It’s particularly outrageous that Hurd hasn’t signed onto a bipartisan bill, the Dream Act, to preserve the Deferred Action for Childhood Arrivals program, Jones said. Trump ended the program in September, and young undocumented immigrants will begin losing protections in greater numbers in March unless Congress passes a law to keep it. If lawmakers fail to act, hundreds of thousands of young undocumented immigrants are at risk of being deported.
Jones said the uncertainty around DACA is “a huge deal” in Texas’ 23rd District, where more than 70 percent of constituents are Latino.
“So I push back on the fact that some say, ‘Oh, he’s not that bad.’ His voting record is awful,” she said. “You don’t get to be a moderate just because you don’t say crazy shit.”
Hurd’s campaign spokesman did not respond to requests for comment.
Since moving back to San Antonio in June, Jones has been living in the house she grew up in. Most people in her community are minorities. Many are low-income. As she’s traveled around the district, she’s met people in border towns living in rank poverty. Some have no running water. Some have no paved roads. Jones said the experience has been a stark reminder of how badly Congress needs diverse voices ― and that now is the time for her to throw her hat in.

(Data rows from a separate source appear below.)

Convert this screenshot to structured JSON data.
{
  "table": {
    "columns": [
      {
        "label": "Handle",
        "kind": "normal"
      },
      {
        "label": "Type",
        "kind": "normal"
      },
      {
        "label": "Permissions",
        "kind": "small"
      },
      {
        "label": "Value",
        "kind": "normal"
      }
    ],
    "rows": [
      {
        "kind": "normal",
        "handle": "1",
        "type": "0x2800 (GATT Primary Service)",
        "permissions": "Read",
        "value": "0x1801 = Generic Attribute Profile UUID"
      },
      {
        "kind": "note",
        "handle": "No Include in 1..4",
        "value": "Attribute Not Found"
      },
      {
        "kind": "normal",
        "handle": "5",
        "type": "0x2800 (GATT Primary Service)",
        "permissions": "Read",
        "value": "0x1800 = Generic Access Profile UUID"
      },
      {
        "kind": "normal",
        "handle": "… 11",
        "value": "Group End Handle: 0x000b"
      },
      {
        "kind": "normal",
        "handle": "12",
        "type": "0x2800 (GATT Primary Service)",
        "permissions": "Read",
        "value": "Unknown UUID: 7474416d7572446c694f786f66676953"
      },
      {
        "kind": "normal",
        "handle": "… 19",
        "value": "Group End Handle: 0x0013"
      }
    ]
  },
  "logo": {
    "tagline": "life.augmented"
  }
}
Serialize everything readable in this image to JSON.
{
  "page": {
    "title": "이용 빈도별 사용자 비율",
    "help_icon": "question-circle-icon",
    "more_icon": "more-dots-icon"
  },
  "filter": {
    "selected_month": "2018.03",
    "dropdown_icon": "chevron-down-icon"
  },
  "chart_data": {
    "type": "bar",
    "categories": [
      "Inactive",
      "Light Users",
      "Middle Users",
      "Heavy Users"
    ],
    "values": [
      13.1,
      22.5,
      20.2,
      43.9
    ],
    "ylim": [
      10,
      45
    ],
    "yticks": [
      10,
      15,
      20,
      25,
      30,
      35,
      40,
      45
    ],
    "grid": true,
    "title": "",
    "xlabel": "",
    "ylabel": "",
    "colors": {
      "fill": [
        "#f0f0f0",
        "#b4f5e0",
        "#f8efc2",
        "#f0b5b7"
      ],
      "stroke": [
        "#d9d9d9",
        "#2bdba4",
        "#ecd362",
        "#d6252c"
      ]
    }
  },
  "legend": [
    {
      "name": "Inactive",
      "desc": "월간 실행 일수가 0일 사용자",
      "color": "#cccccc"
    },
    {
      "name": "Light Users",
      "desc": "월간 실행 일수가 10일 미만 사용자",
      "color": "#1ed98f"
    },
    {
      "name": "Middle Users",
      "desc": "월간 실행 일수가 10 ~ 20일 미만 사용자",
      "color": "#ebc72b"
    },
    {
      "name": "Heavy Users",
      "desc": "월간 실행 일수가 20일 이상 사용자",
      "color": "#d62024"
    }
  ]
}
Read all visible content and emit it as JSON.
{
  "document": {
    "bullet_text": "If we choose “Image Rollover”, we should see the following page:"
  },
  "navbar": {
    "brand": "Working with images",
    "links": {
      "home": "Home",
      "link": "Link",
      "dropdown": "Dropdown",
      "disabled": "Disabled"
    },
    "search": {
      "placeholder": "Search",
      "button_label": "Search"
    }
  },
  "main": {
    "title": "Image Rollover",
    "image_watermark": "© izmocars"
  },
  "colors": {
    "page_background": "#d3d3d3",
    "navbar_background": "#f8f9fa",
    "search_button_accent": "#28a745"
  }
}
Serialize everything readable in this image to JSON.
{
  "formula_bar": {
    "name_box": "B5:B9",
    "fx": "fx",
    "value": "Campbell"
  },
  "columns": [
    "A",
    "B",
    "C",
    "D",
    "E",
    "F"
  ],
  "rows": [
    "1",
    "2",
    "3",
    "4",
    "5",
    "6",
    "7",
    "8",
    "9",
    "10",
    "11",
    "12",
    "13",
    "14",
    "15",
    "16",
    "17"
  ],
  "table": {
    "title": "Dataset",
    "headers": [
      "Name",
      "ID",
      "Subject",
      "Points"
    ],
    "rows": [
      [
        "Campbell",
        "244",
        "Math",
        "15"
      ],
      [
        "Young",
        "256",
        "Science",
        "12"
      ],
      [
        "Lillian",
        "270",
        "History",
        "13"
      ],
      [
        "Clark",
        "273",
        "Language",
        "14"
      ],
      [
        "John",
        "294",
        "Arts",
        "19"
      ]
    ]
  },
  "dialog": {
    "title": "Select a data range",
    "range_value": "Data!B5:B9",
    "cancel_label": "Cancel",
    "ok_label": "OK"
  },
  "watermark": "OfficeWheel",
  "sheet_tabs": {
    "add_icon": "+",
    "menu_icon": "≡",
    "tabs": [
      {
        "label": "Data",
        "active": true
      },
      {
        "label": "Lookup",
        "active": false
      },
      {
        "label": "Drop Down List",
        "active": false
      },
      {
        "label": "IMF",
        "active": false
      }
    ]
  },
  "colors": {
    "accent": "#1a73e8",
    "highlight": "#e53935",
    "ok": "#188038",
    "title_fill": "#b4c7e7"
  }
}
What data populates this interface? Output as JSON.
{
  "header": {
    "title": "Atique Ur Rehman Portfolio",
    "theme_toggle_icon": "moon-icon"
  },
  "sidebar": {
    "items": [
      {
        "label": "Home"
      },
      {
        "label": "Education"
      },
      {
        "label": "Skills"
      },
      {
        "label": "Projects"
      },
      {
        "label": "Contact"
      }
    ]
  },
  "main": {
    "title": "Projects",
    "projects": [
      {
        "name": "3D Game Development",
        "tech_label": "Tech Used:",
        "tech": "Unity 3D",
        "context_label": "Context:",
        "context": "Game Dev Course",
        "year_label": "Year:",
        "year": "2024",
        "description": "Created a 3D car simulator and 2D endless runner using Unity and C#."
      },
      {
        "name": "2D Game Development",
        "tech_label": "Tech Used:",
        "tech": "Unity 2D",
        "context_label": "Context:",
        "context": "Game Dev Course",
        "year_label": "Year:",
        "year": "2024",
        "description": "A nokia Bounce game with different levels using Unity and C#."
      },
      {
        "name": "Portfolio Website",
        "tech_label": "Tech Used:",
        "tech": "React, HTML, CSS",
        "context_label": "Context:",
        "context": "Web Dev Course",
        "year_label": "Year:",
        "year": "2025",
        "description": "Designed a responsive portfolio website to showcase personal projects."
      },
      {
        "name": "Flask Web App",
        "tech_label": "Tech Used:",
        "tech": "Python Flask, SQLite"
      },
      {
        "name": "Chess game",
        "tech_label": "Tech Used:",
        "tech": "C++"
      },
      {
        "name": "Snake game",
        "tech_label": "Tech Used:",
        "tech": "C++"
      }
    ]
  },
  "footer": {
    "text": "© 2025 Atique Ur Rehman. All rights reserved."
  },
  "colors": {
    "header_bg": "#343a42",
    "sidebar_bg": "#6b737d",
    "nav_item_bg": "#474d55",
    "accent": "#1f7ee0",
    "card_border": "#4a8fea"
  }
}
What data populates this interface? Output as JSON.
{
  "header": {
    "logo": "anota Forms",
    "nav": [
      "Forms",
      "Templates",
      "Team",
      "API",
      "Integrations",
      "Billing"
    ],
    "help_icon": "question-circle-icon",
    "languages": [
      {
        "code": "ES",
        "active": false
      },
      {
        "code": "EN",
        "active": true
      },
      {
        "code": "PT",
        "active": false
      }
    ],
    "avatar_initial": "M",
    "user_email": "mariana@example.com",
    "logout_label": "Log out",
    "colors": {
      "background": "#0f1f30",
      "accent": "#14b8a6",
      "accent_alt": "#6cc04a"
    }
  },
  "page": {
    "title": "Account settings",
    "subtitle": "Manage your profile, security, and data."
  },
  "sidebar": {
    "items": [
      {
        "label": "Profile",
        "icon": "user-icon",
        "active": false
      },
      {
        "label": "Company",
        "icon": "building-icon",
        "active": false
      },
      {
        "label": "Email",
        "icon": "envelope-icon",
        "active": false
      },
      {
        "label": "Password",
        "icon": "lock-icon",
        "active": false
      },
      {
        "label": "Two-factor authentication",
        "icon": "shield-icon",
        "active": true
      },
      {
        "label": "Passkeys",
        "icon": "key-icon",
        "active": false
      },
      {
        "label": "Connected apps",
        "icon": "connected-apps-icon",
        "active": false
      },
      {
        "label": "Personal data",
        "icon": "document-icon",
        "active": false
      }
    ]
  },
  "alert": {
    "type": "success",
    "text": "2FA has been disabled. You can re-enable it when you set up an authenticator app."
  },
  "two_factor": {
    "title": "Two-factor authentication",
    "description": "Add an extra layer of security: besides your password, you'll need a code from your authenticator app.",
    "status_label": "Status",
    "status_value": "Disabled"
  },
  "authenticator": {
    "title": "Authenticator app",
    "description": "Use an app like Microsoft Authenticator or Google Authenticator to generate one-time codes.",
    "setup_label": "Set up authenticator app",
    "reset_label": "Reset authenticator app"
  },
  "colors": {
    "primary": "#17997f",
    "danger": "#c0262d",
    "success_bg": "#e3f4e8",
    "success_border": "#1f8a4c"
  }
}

“There’s just a point where you just ask yourself the question, ‘Can I afford not to do this?’” Jones said. “I think like a lot of women, you’re done assuming that somebody is going to do for you that which you can do yourself.”